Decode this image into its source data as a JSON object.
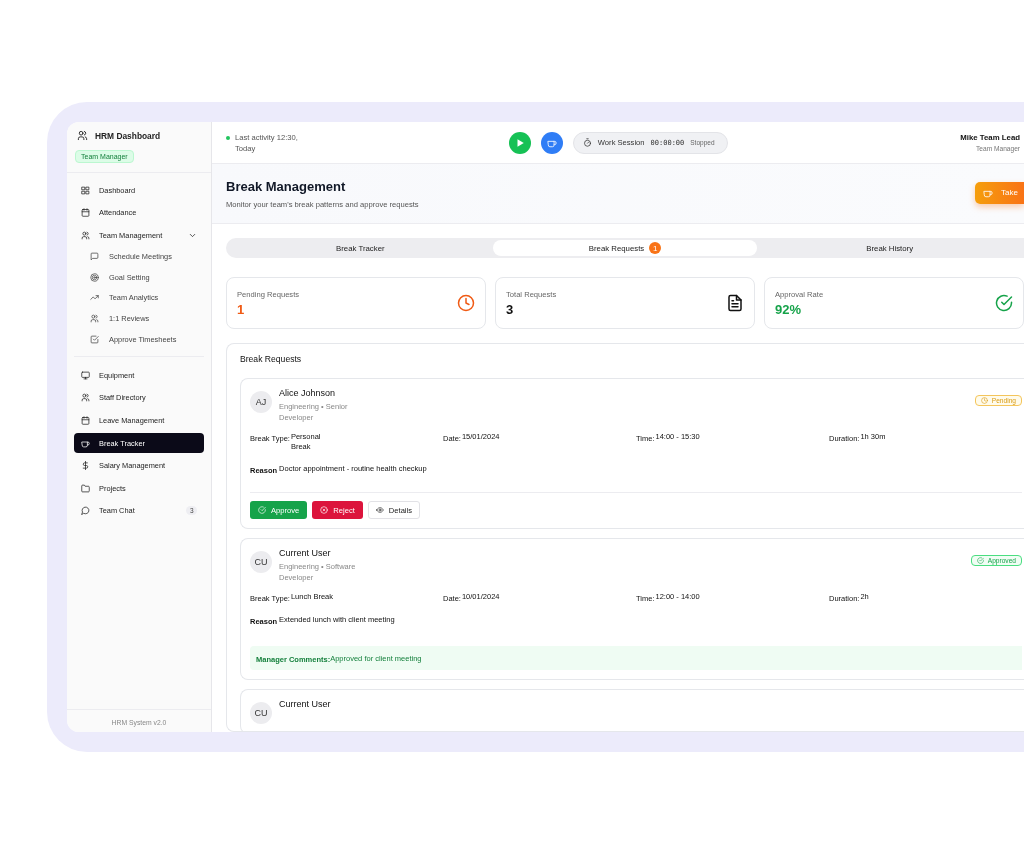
{
  "sidebar": {
    "title": "HRM Dashboard",
    "role_badge": "Team Manager",
    "items": [
      {
        "label": "Dashboard",
        "selected": false
      },
      {
        "label": "Attendance",
        "selected": false
      },
      {
        "label": "Team Management",
        "selected": false,
        "expanded": true,
        "children": [
          {
            "label": "Schedule Meetings",
            "selected": false
          },
          {
            "label": "Goal Setting",
            "selected": false
          },
          {
            "label": "Team Analytics",
            "selected": false
          },
          {
            "label": "1:1 Reviews",
            "selected": false
          },
          {
            "label": "Approve Timesheets",
            "selected": false
          }
        ]
      },
      {
        "label": "Equipment",
        "selected": false
      },
      {
        "label": "Staff Directory",
        "selected": false
      },
      {
        "label": "Leave Management",
        "selected": false
      },
      {
        "label": "Break Tracker",
        "selected": true
      },
      {
        "label": "Salary Management",
        "selected": false
      },
      {
        "label": "Projects",
        "selected": false
      },
      {
        "label": "Team Chat",
        "selected": false,
        "badge": "3"
      }
    ],
    "footer": "HRM System v2.0"
  },
  "topbar": {
    "activity": "Last activity 12:30, Today",
    "session": {
      "label": "Work Session",
      "timer": "00:00:00",
      "status": "Stopped"
    },
    "user": {
      "name": "Mike Team Lead",
      "role": "Team Manager"
    }
  },
  "header": {
    "title": "Break Management",
    "subtitle": "Monitor your team's break patterns and approve requests",
    "action": "Take"
  },
  "tabs": [
    {
      "label": "Break Tracker",
      "selected": false
    },
    {
      "label": "Break Requests",
      "selected": true,
      "badge": "1"
    },
    {
      "label": "Break History",
      "selected": false
    }
  ],
  "stats": [
    {
      "label": "Pending Requests",
      "value": "1",
      "color": "#f05a14"
    },
    {
      "label": "Total Requests",
      "value": "3",
      "color": "#111111"
    },
    {
      "label": "Approval Rate",
      "value": "92%",
      "color": "#16a34a"
    }
  ],
  "requests": {
    "title": "Break Requests",
    "items": [
      {
        "initials": "AJ",
        "name": "Alice Johnson",
        "department": "Engineering • Senior Developer",
        "status": {
          "label": "Pending",
          "kind": "pending"
        },
        "fields": [
          {
            "label": "Break Type:",
            "value": "Personal Break"
          },
          {
            "label": "Date:",
            "value": "15/01/2024"
          },
          {
            "label": "Time:",
            "value": "14:00 - 15:30"
          },
          {
            "label": "Duration:",
            "value": "1h 30m"
          }
        ],
        "reason": {
          "label": "Reason",
          "value": "Doctor appointment - routine health checkup"
        },
        "actions": [
          {
            "label": "Approve",
            "kind": "approve"
          },
          {
            "label": "Reject",
            "kind": "reject"
          },
          {
            "label": "Details",
            "kind": "details"
          }
        ]
      },
      {
        "initials": "CU",
        "name": "Current User",
        "department": "Engineering • Software Developer",
        "status": {
          "label": "Approved",
          "kind": "approved"
        },
        "fields": [
          {
            "label": "Break Type:",
            "value": "Lunch Break"
          },
          {
            "label": "Date:",
            "value": "10/01/2024"
          },
          {
            "label": "Time:",
            "value": "12:00 - 14:00"
          },
          {
            "label": "Duration:",
            "value": "2h"
          }
        ],
        "reason": {
          "label": "Reason",
          "value": "Extended lunch with client meeting"
        },
        "manager_comments": {
          "label": "Manager Comments:",
          "text": "Approved for client meeting"
        }
      },
      {
        "initials": "CU",
        "name": "Current User"
      }
    ]
  }
}
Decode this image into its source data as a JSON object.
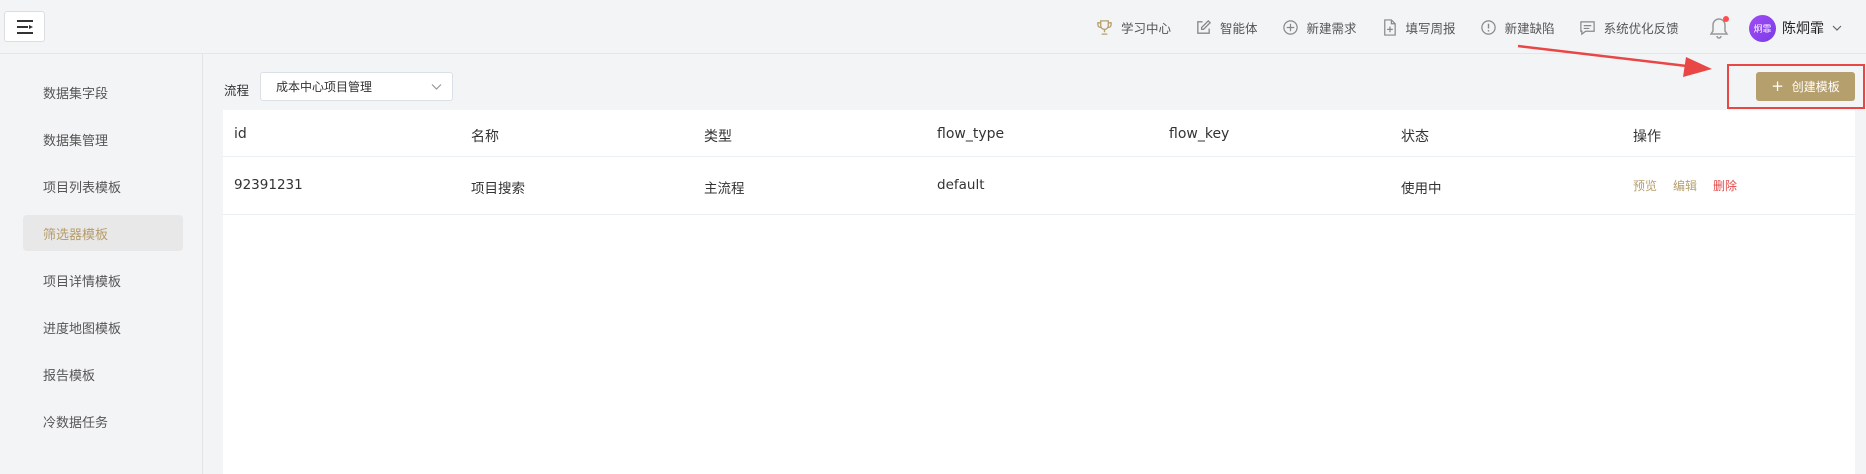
{
  "header": {
    "nav": [
      {
        "label": "学习中心",
        "icon": "trophy-icon"
      },
      {
        "label": "智能体",
        "icon": "edit-icon"
      },
      {
        "label": "新建需求",
        "icon": "plus-circle-icon"
      },
      {
        "label": "填写周报",
        "icon": "file-add-icon"
      },
      {
        "label": "新建缺陷",
        "icon": "exclamation-circle-icon"
      },
      {
        "label": "系统优化反馈",
        "icon": "message-icon"
      }
    ],
    "avatar_text": "炯霏",
    "username": "陈炯霏"
  },
  "sidebar": {
    "items": [
      {
        "label": "数据集字段"
      },
      {
        "label": "数据集管理"
      },
      {
        "label": "项目列表模板"
      },
      {
        "label": "筛选器模板"
      },
      {
        "label": "项目详情模板"
      },
      {
        "label": "进度地图模板"
      },
      {
        "label": "报告模板"
      },
      {
        "label": "冷数据任务"
      }
    ],
    "active_label": "筛选器模板"
  },
  "filter": {
    "label": "流程",
    "selected": "成本中心项目管理"
  },
  "toolbar": {
    "create_label": "创建模板",
    "create_plus": "+"
  },
  "table": {
    "columns": [
      "id",
      "名称",
      "类型",
      "flow_type",
      "flow_key",
      "状态",
      "操作"
    ],
    "rows": [
      {
        "id": "92391231",
        "name": "项目搜索",
        "type": "主流程",
        "flow_type": "default",
        "flow_key": "",
        "status": "使用中",
        "actions": {
          "preview": "预览",
          "edit": "编辑",
          "delete": "删除"
        }
      }
    ]
  },
  "colors": {
    "accent": "#b59f6d",
    "danger": "#e24a4a",
    "annotation": "#e94646"
  }
}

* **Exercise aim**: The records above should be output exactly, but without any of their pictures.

* **Response below**:
Decode this image into its source data as a JSON object.
{
  "sidebar": {
    "title": "HRM Dashboard",
    "role_badge": "Team Manager",
    "items": [
      {
        "label": "Dashboard",
        "selected": false
      },
      {
        "label": "Attendance",
        "selected": false
      },
      {
        "label": "Team Management",
        "selected": false,
        "expanded": true,
        "children": [
          {
            "label": "Schedule Meetings",
            "selected": false
          },
          {
            "label": "Goal Setting",
            "selected": false
          },
          {
            "label": "Team Analytics",
            "selected": false
          },
          {
            "label": "1:1 Reviews",
            "selected": false
          },
          {
            "label": "Approve Timesheets",
            "selected": false
          }
        ]
      },
      {
        "label": "Equipment",
        "selected": false
      },
      {
        "label": "Staff Directory",
        "selected": false
      },
      {
        "label": "Leave Management",
        "selected": false
      },
      {
        "label": "Break Tracker",
        "selected": true
      },
      {
        "label": "Salary Management",
        "selected": false
      },
      {
        "label": "Projects",
        "selected": false
      },
      {
        "label": "Team Chat",
        "selected": false,
        "badge": "3"
      }
    ],
    "footer": "HRM System v2.0"
  },
  "topbar": {
    "activity": "Last activity 12:30, Today",
    "session": {
      "label": "Work Session",
      "timer": "00:00:00",
      "status": "Stopped"
    },
    "user": {
      "name": "Mike Team Lead",
      "role": "Team Manager"
    }
  },
  "header": {
    "title": "Break Management",
    "subtitle": "Monitor your team's break patterns and approve requests",
    "action": "Take"
  },
  "tabs": [
    {
      "label": "Break Tracker",
      "selected": false
    },
    {
      "label": "Break Requests",
      "selected": true,
      "badge": "1"
    },
    {
      "label": "Break History",
      "selected": false
    }
  ],
  "stats": [
    {
      "label": "Pending Requests",
      "value": "1",
      "color": "#f05a14"
    },
    {
      "label": "Total Requests",
      "value": "3",
      "color": "#111111"
    },
    {
      "label": "Approval Rate",
      "value": "92%",
      "color": "#16a34a"
    }
  ],
  "requests": {
    "title": "Break Requests",
    "items": [
      {
        "initials": "AJ",
        "name": "Alice Johnson",
        "department": "Engineering • Senior Developer",
        "status": {
          "label": "Pending",
          "kind": "pending"
        },
        "fields": [
          {
            "label": "Break Type:",
            "value": "Personal Break"
          },
          {
            "label": "Date:",
            "value": "15/01/2024"
          },
          {
            "label": "Time:",
            "value": "14:00 - 15:30"
          },
          {
            "label": "Duration:",
            "value": "1h 30m"
          }
        ],
        "reason": {
          "label": "Reason",
          "value": "Doctor appointment - routine health checkup"
        },
        "actions": [
          {
            "label": "Approve",
            "kind": "approve"
          },
          {
            "label": "Reject",
            "kind": "reject"
          },
          {
            "label": "Details",
            "kind": "details"
          }
        ]
      },
      {
        "initials": "CU",
        "name": "Current User",
        "department": "Engineering • Software Developer",
        "status": {
          "label": "Approved",
          "kind": "approved"
        },
        "fields": [
          {
            "label": "Break Type:",
            "value": "Lunch Break"
          },
          {
            "label": "Date:",
            "value": "10/01/2024"
          },
          {
            "label": "Time:",
            "value": "12:00 - 14:00"
          },
          {
            "label": "Duration:",
            "value": "2h"
          }
        ],
        "reason": {
          "label": "Reason",
          "value": "Extended lunch with client meeting"
        },
        "manager_comments": {
          "label": "Manager Comments:",
          "text": "Approved for client meeting"
        }
      },
      {
        "initials": "CU",
        "name": "Current User"
      }
    ]
  }
}
Decode this image into its source data as a JSON object.
{
  "header": {
    "nav": [
      {
        "label": "学习中心",
        "icon": "trophy-icon"
      },
      {
        "label": "智能体",
        "icon": "edit-icon"
      },
      {
        "label": "新建需求",
        "icon": "plus-circle-icon"
      },
      {
        "label": "填写周报",
        "icon": "file-add-icon"
      },
      {
        "label": "新建缺陷",
        "icon": "exclamation-circle-icon"
      },
      {
        "label": "系统优化反馈",
        "icon": "message-icon"
      }
    ],
    "avatar_text": "炯霏",
    "username": "陈炯霏"
  },
  "sidebar": {
    "items": [
      {
        "label": "数据集字段"
      },
      {
        "label": "数据集管理"
      },
      {
        "label": "项目列表模板"
      },
      {
        "label": "筛选器模板"
      },
      {
        "label": "项目详情模板"
      },
      {
        "label": "进度地图模板"
      },
      {
        "label": "报告模板"
      },
      {
        "label": "冷数据任务"
      }
    ],
    "active_label": "筛选器模板"
  },
  "filter": {
    "label": "流程",
    "selected": "成本中心项目管理"
  },
  "toolbar": {
    "create_label": "创建模板",
    "create_plus": "+"
  },
  "table": {
    "columns": [
      "id",
      "名称",
      "类型",
      "flow_type",
      "flow_key",
      "状态",
      "操作"
    ],
    "rows": [
      {
        "id": "92391231",
        "name": "项目搜索",
        "type": "主流程",
        "flow_type": "default",
        "flow_key": "",
        "status": "使用中",
        "actions": {
          "preview": "预览",
          "edit": "编辑",
          "delete": "删除"
        }
      }
    ]
  },
  "colors": {
    "accent": "#b59f6d",
    "danger": "#e24a4a",
    "annotation": "#e94646"
  }
}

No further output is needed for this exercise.